The question, however, is not what we’ve achieved or haven’t achieved. That’s a debate done to death.

The dilemma I face is of a republic that’s at odds with the Internet.

Internet? Now, where did that come from, you ask! He’s off his clicker – or whatever they call the old rocker these days, you mutter!

But, here’s where I come from.

On a Tuesday, last week, almost 25% of advertising and marketing professionals from a range of industries and cities, in their early-mid 30s couldn’t recognise the Twitter logo. This is not hearsay but the truth: I ran the poll as part of the Advanced Program in Digital Marketing I run at NIIT Imperia which the IAMAI certifies. It amazed me at first, but then I consoled myself saying these 70 people were here to learn because they did not know. Simple.

Cut to Friday. The venue is The Shri Ram School at Vasant Vihar. The audience: approximately100 students of class 5 – age 10 or 11 years old – and a few of their teachers. Unlike the Tuesday session, my mandate here is exactly the opposite: dissuade these children from Facebook, etc and caution them of the perils of the Internet.

(If I go schizophrenic someday, you’ll know why.)

Surprise, surprise: all of the kids recognise the Twitter logo! They’re not on it – not yet anyway – but they know. (A dozen of them, however, did admit to being on Facebook and to having fudged their ages to bypass the site’s rules.)

Does this mean that people who should know a brand like Twitter don’t and those who needn’t, do?

Does it mean that obsolescence will hit this generation harder and faster? I’d like to go back to another batch of Class 5 next year and see if they’re already on Twitter.

Or does it mean that digitally-savvy kids will be self-taught and courses like the one we now run will be redundant?

You’ll say that I state the obvious. Which may be true, but parts of a nation are gearing up to show off their military might tomorrow morning and others are cursing this extravaganza that closed the foggy airspace over Delhi for days, thus delaying their delayed flights even further. Others are wondering how a former Pakistani Air Force Chief could find his way into a Government-sponsored ad while yet others are scratching their heads trying to calculate the cost of those ads and what they could’ve fetched the girl child who was meant to benefit that day (if not every day).
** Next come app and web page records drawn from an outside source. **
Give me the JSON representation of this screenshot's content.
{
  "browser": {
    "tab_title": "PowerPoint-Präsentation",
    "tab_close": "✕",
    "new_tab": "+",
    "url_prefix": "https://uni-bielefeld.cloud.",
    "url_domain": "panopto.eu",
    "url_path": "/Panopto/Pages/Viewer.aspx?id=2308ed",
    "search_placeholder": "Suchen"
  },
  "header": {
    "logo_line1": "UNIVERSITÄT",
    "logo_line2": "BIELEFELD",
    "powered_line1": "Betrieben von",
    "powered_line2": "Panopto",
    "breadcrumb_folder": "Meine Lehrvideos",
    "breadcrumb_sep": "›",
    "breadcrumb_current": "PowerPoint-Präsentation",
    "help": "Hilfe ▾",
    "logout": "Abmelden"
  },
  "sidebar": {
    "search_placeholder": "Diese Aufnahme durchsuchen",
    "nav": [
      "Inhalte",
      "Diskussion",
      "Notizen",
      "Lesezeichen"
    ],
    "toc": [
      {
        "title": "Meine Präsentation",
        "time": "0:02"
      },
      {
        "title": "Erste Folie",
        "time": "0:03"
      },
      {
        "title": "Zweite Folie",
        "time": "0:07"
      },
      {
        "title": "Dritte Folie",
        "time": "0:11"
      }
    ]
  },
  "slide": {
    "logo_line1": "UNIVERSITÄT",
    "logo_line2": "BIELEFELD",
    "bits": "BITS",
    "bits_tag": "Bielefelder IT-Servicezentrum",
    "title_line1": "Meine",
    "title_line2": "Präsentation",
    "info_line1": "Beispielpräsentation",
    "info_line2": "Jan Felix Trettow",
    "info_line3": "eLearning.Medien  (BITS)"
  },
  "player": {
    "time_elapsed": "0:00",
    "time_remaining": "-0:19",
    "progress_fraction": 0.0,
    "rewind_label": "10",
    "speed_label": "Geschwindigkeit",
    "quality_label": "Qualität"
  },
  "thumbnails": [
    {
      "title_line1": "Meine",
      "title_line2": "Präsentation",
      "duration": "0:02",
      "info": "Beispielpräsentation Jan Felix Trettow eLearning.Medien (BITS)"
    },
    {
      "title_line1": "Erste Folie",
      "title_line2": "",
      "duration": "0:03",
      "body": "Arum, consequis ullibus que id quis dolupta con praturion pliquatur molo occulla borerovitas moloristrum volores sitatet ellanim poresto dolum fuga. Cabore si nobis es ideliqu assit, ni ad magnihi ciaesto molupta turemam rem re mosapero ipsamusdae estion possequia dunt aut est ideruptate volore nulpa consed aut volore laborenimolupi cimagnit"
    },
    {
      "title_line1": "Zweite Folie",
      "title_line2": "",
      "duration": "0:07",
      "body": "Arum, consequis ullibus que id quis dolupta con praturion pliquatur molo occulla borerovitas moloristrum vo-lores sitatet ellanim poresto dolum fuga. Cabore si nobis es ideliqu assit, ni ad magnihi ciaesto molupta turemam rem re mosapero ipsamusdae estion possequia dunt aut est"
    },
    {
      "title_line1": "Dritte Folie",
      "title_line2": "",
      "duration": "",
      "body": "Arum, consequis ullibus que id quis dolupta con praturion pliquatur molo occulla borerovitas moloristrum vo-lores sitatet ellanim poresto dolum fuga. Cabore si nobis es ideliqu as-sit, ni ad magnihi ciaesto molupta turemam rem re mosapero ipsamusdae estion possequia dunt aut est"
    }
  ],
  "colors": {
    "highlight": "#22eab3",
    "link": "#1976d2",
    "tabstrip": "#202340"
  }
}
I am reminded of the 1999-remake of Inherit the Wind (the Jack Lemmon & George C Scott version) where Matthew Brady says: “ I do not think about things I do not think about.”

Instead, I tell myself, that there is a power up there somewhere who knows what He’s doing in collaboration with Darwin himself.

And, hopefully in our own way, we will all evolve. Eventually.

Law of Dentists

24 Jan

Mohitoz’ Law #220

A good dentist will swear to pull a lawyer’s tooth, the whole tooth and nothing but the tooth.